WHAT THE TASK REQUIRES: Every line containing "icon" should be identified and copied from the data below.
======== GIVEN DATA ========
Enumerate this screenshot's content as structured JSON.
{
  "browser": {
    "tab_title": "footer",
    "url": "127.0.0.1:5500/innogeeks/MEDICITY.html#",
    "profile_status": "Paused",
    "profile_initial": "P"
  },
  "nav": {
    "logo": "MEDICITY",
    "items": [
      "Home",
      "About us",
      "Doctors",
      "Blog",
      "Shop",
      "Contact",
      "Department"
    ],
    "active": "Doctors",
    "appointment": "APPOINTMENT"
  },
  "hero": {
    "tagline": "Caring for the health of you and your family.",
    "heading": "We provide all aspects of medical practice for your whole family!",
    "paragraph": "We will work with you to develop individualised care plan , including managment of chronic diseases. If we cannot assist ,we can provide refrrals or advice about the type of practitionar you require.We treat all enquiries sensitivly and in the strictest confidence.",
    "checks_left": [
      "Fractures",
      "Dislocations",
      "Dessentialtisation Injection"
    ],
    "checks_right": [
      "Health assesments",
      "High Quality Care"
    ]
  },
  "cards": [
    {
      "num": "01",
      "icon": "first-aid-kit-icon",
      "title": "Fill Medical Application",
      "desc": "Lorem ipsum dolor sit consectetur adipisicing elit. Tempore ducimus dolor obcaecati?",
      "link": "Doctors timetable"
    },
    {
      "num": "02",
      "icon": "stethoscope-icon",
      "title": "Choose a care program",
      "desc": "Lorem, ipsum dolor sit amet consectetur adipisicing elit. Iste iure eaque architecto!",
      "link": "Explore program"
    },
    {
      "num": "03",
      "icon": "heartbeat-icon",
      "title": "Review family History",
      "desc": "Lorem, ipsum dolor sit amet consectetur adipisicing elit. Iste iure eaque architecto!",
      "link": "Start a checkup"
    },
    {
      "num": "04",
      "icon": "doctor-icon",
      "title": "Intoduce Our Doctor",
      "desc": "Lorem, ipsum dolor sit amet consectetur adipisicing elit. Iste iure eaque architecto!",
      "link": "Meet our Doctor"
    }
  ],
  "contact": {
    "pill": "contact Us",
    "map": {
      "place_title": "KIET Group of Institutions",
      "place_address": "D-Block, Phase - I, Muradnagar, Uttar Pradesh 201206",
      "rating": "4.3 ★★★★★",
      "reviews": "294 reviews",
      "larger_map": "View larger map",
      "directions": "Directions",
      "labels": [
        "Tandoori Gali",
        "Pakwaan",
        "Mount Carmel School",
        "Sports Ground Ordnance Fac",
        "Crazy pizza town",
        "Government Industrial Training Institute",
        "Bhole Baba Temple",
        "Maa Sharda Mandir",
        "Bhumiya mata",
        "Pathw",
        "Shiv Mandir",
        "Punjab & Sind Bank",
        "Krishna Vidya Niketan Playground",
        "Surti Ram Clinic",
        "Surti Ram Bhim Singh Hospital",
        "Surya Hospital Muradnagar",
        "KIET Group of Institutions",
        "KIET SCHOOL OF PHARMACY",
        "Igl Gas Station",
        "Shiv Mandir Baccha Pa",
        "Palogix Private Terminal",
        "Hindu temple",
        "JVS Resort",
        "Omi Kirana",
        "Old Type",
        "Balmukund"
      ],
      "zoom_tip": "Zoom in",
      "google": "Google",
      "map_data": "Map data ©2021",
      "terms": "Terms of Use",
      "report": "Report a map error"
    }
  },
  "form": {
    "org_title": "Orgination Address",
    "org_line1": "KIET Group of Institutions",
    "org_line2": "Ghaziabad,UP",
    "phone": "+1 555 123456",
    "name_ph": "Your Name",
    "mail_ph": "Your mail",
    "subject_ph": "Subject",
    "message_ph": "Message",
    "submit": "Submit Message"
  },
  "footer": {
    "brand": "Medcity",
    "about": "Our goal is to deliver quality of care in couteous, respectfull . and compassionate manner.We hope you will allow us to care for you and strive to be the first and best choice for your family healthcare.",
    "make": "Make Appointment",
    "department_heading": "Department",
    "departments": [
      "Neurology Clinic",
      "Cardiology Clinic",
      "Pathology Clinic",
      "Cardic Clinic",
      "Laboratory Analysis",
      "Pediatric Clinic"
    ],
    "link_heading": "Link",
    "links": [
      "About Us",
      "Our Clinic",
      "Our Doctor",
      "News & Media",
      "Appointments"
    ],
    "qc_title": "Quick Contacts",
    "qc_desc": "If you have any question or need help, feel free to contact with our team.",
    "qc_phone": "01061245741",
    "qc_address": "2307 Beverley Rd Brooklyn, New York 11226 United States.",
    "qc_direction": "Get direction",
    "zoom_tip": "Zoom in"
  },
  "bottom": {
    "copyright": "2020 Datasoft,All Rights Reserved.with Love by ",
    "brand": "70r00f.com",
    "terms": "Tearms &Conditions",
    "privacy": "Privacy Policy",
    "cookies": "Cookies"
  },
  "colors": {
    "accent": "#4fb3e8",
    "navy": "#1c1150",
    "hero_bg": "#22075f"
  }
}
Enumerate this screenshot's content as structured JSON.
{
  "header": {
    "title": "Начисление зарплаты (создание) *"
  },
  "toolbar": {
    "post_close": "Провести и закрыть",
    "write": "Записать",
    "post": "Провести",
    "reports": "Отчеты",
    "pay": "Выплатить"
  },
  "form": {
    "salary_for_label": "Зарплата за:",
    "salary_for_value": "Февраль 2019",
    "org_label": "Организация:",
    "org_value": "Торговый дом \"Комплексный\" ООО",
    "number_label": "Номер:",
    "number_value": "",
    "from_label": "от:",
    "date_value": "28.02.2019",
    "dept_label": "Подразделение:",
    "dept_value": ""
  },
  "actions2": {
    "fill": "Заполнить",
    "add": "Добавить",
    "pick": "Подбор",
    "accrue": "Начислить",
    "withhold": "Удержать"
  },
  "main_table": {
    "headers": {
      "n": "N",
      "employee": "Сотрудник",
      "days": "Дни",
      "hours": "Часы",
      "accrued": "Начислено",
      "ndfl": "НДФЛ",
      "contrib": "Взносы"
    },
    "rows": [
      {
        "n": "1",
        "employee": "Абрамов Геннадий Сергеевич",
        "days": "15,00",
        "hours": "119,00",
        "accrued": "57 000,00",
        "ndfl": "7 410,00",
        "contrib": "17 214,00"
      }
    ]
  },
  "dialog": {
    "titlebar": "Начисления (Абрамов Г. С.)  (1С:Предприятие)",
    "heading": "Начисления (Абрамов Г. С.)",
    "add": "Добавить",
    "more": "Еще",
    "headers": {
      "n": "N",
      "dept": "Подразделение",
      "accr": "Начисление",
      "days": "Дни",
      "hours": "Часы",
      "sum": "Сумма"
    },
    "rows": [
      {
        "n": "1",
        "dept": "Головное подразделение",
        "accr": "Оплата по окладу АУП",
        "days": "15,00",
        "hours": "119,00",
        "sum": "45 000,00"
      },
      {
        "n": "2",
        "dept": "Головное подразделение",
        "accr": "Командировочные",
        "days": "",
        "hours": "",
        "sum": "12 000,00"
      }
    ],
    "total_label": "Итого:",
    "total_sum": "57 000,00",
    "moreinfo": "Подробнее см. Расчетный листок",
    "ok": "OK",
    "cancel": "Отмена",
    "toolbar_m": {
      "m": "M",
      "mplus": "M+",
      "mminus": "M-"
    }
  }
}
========
TASK OUTPUT:
      "icon": "first-aid-kit-icon",
      "icon": "stethoscope-icon",
      "icon": "heartbeat-icon",
      "icon": "doctor-icon",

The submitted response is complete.